Top 10 Chinese cyber attacks

The malicious activity that comes from Chinese servers is known for a long time. In many cases we are seeing the use of Chinese servers by bots that being spread over the web. Most of these bots are being propagated in order to steal identity, information, backdoor etc’. But there is also other activity, unlike these bots that are being operated by hackers there is also a cyber-war. We know that countries are using hacking techniques in order to espionage against other countries, security organizations employing hackers in order to penetrate to other countries servers, and from the Google incident in China we actually know something that was clear to everybody – the bigbrother is watching you. The “Foreign Policy” web site (http://www.foreignpolicy.com/)published a very interesting article that reviews the top 10 Chinese cyber attacks (that we know of) against US government sites: http://thecable.foreignpolicy.com/posts/2010/01/22/the_top_10_chinese_cyber _attacks_that_we_know_of

01/18/2010

Google vs. China - Round 1

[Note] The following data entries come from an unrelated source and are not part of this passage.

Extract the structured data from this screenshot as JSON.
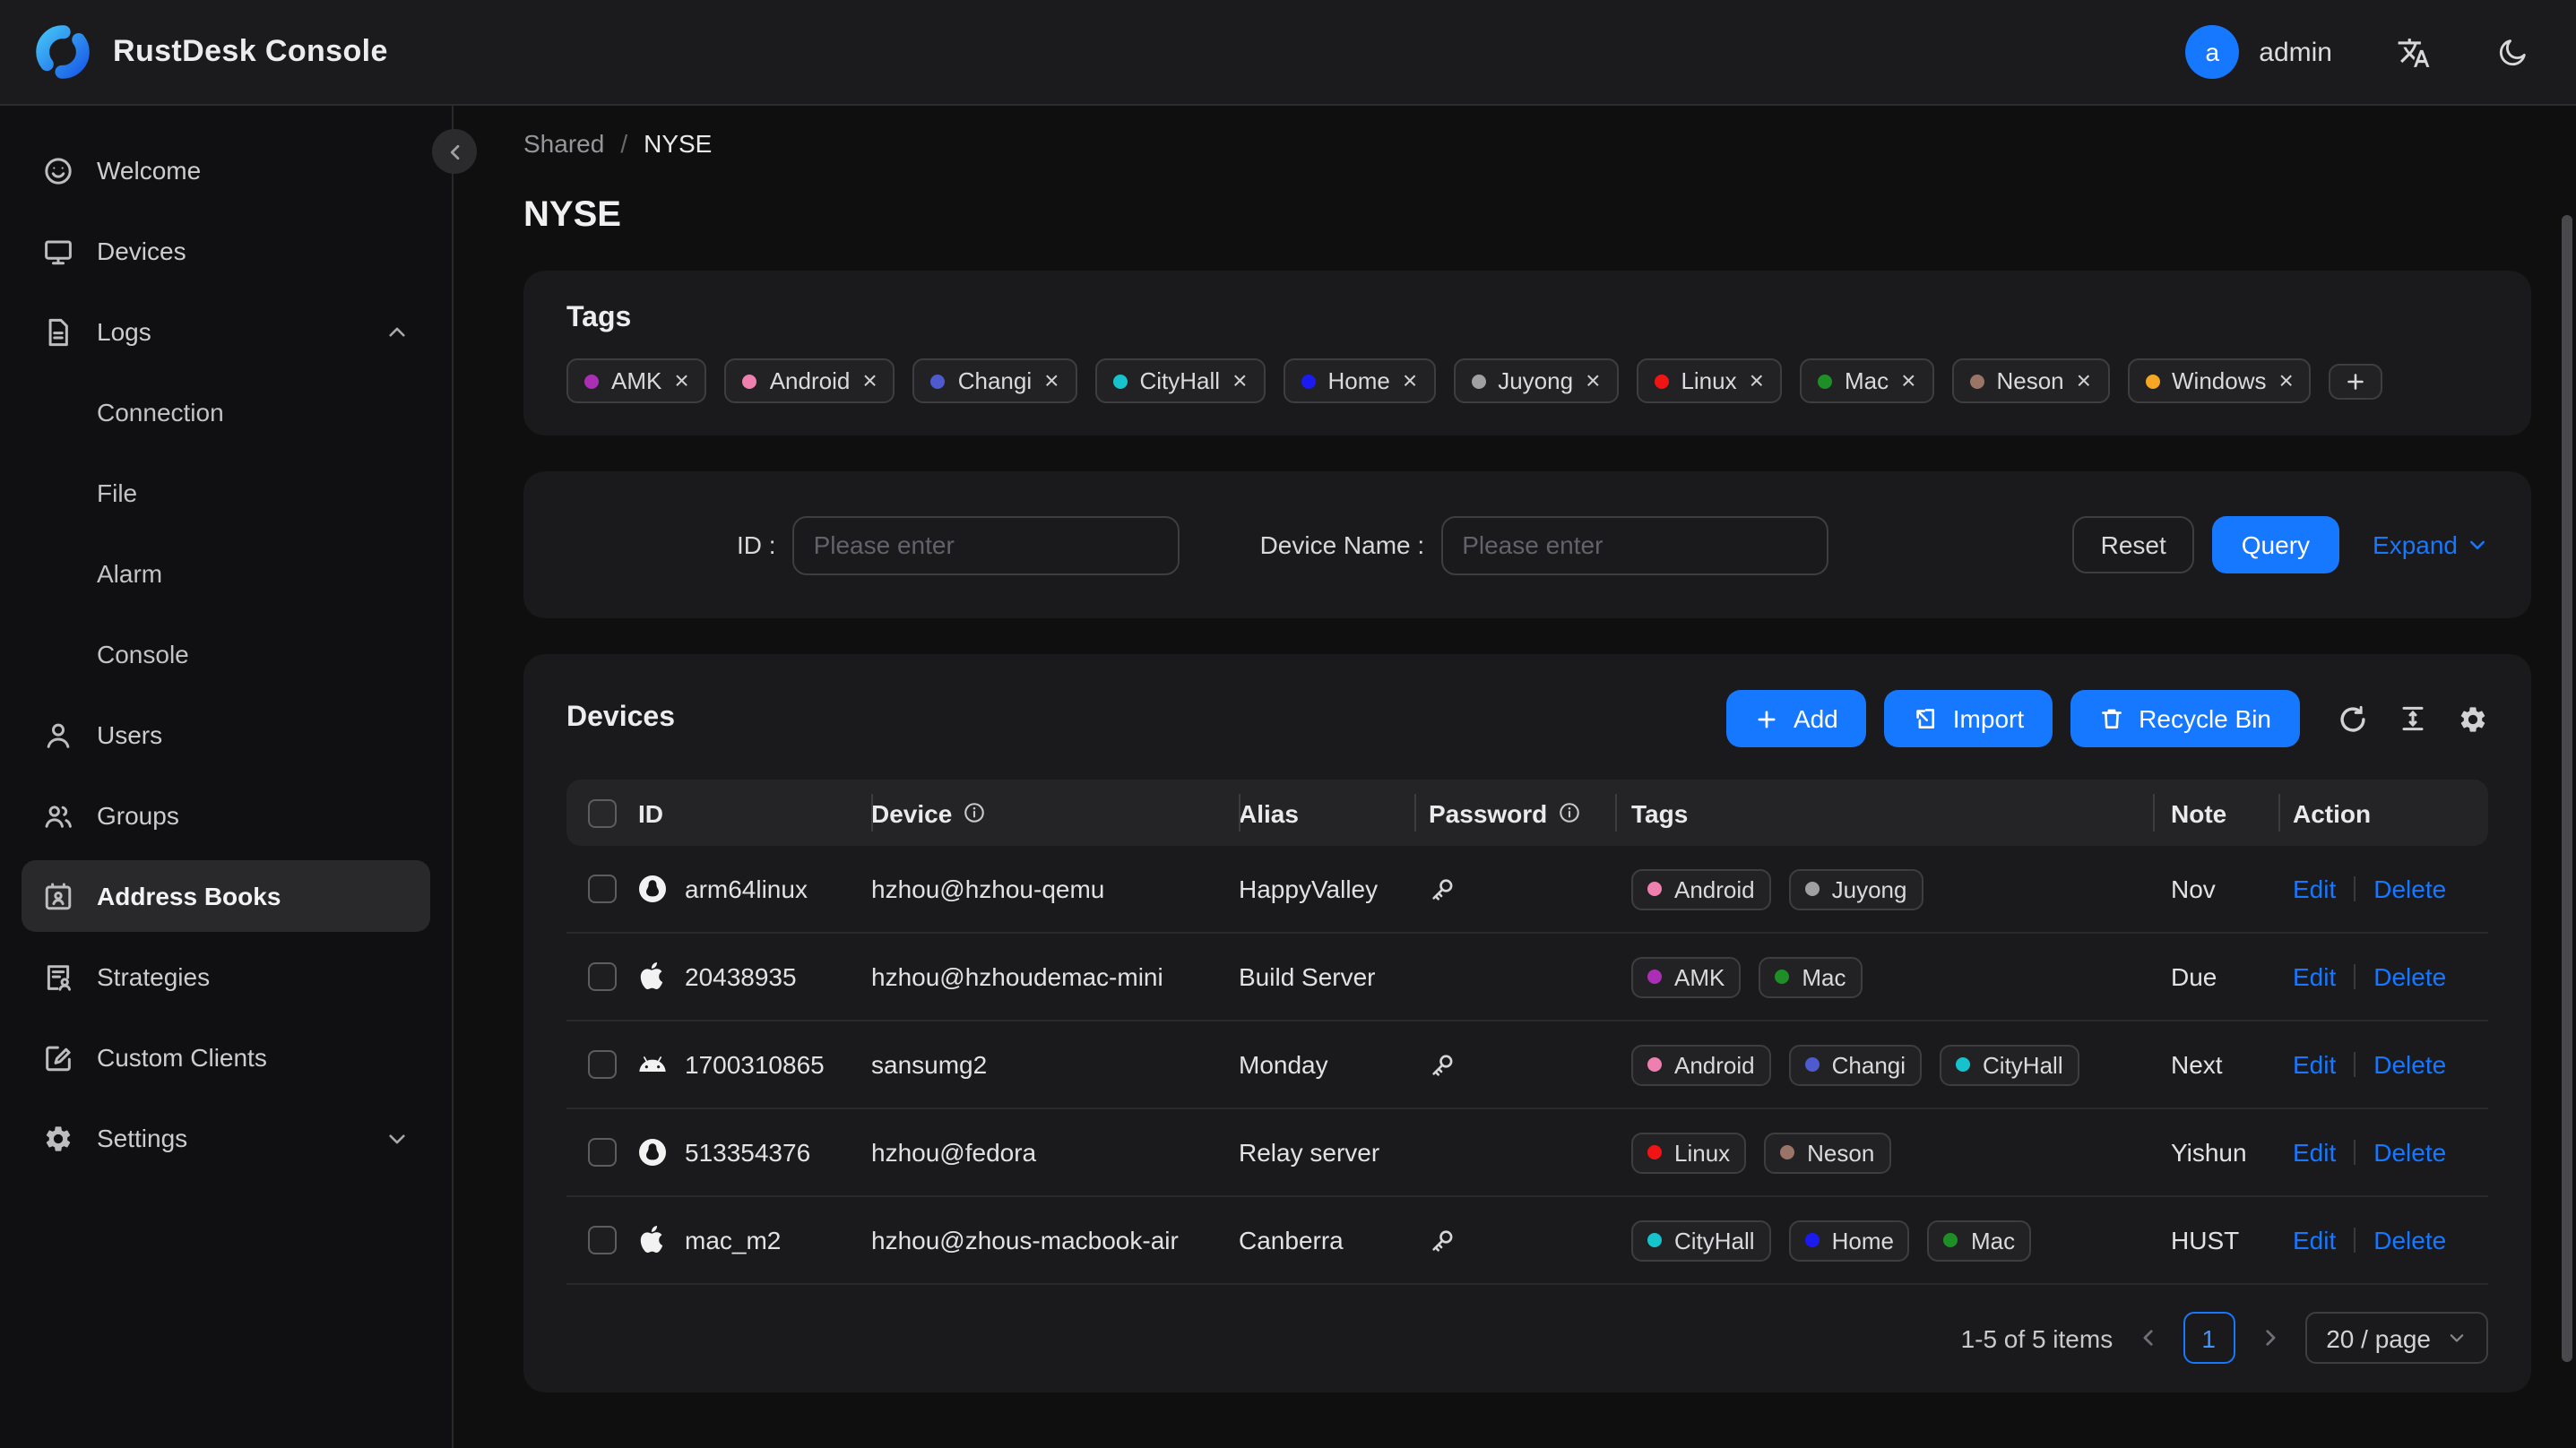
{
  "header": {
    "title": "RustDesk Console",
    "user": {
      "initial": "a",
      "name": "admin"
    }
  },
  "sidebar": {
    "items": [
      {
        "label": "Welcome",
        "icon": "smiley-icon"
      },
      {
        "label": "Devices",
        "icon": "monitor-icon"
      },
      {
        "label": "Logs",
        "icon": "document-icon",
        "expanded": true,
        "children": [
          "Connection",
          "File",
          "Alarm",
          "Console"
        ]
      },
      {
        "label": "Users",
        "icon": "user-icon"
      },
      {
        "label": "Groups",
        "icon": "group-icon"
      },
      {
        "label": "Address Books",
        "icon": "address-book-icon",
        "active": true
      },
      {
        "label": "Strategies",
        "icon": "strategy-icon"
      },
      {
        "label": "Custom Clients",
        "icon": "edit-square-icon"
      },
      {
        "label": "Settings",
        "icon": "gear-icon",
        "collapsed": true
      }
    ]
  },
  "breadcrumb": {
    "parent": "Shared",
    "current": "NYSE"
  },
  "page_title": "NYSE",
  "tags_card": {
    "title": "Tags",
    "tags": [
      {
        "name": "AMK",
        "color": "#ab2fb5"
      },
      {
        "name": "Android",
        "color": "#ef7fae"
      },
      {
        "name": "Changi",
        "color": "#4d5bce"
      },
      {
        "name": "CityHall",
        "color": "#16c2cc"
      },
      {
        "name": "Home",
        "color": "#1b1bf0"
      },
      {
        "name": "Juyong",
        "color": "#a0a0a2"
      },
      {
        "name": "Linux",
        "color": "#f01414"
      },
      {
        "name": "Mac",
        "color": "#1d8f26"
      },
      {
        "name": "Neson",
        "color": "#9b7468"
      },
      {
        "name": "Windows",
        "color": "#f5a623"
      }
    ]
  },
  "filter": {
    "id_label": "ID :",
    "device_name_label": "Device Name :",
    "id_placeholder": "Please enter",
    "device_name_placeholder": "Please enter",
    "reset_label": "Reset",
    "query_label": "Query",
    "expand_label": "Expand"
  },
  "devices_card": {
    "title": "Devices",
    "add_label": "Add",
    "import_label": "Import",
    "recycle_label": "Recycle Bin",
    "columns": [
      {
        "label": "ID",
        "info": false
      },
      {
        "label": "Device",
        "info": true
      },
      {
        "label": "Alias",
        "info": false
      },
      {
        "label": "Password",
        "info": true
      },
      {
        "label": "Tags",
        "info": false
      },
      {
        "label": "Note",
        "info": false
      },
      {
        "label": "Action",
        "info": false
      }
    ],
    "edit_label": "Edit",
    "delete_label": "Delete",
    "rows": [
      {
        "os": "linux",
        "id": "arm64linux",
        "device": "hzhou@hzhou-qemu",
        "alias": "HappyValley",
        "has_password": true,
        "tags": [
          "Android",
          "Juyong"
        ],
        "note": "Nov"
      },
      {
        "os": "apple",
        "id": "20438935",
        "device": "hzhou@hzhoudemac-mini",
        "alias": "Build Server",
        "has_password": false,
        "tags": [
          "AMK",
          "Mac"
        ],
        "note": "Due"
      },
      {
        "os": "android",
        "id": "1700310865",
        "device": "sansumg2",
        "alias": "Monday",
        "has_password": true,
        "tags": [
          "Android",
          "Changi",
          "CityHall"
        ],
        "note": "Next"
      },
      {
        "os": "linux",
        "id": "513354376",
        "device": "hzhou@fedora",
        "alias": "Relay server",
        "has_password": false,
        "tags": [
          "Linux",
          "Neson"
        ],
        "note": "Yishun"
      },
      {
        "os": "apple",
        "id": "mac_m2",
        "device": "hzhou@zhous-macbook-air",
        "alias": "Canberra",
        "has_password": true,
        "tags": [
          "CityHall",
          "Home",
          "Mac"
        ],
        "note": "HUST"
      }
    ],
    "pagination": {
      "summary": "1-5 of 5 items",
      "page": "1",
      "page_size": "20 / page"
    }
  },
  "colors": {
    "accent": "#1677ff"
  }
}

The Google-China relationship has been the subject of many recent articles and debates in the media. Across the globe, thousands have protested against Google, claiming that the renowned web browser is lending a hand to the trampling of human rights in China by allowing the Chinese government to filter search results. Last Tuesday Google announced that it was considering exiting the Chinese market as the result of a sophisticated online attack targeted at Google systems – especially Gmail – in order to penetrate the accounts of pro-democracy activists in China. In the beginning, the assumption was that the hackers(reported by some as being funded by the Chinese government), used a zero-day Adobe Acrobat Reader vulnerability. However, according to McAfee, there is evidence that they used a new IE zero-day vulnerability instead. More information about the IE zero-day vulnerability can be found here: http://www.microsoft.com/technet/security/advisory/979352.mspx Link to the Adobe blog post referring the attack: http://blogs.adobe.com/conversations/2010/01/adobe_investigates_corporate_n.html It will be interesting to see if Google will carry out its threat to leave the Chinese market. My bet is that it won’t. In the meantime, it is important to note that eSafe customers are protected against both exploits – the Adobe Acrobat exploit and the new IE zero-day exploit.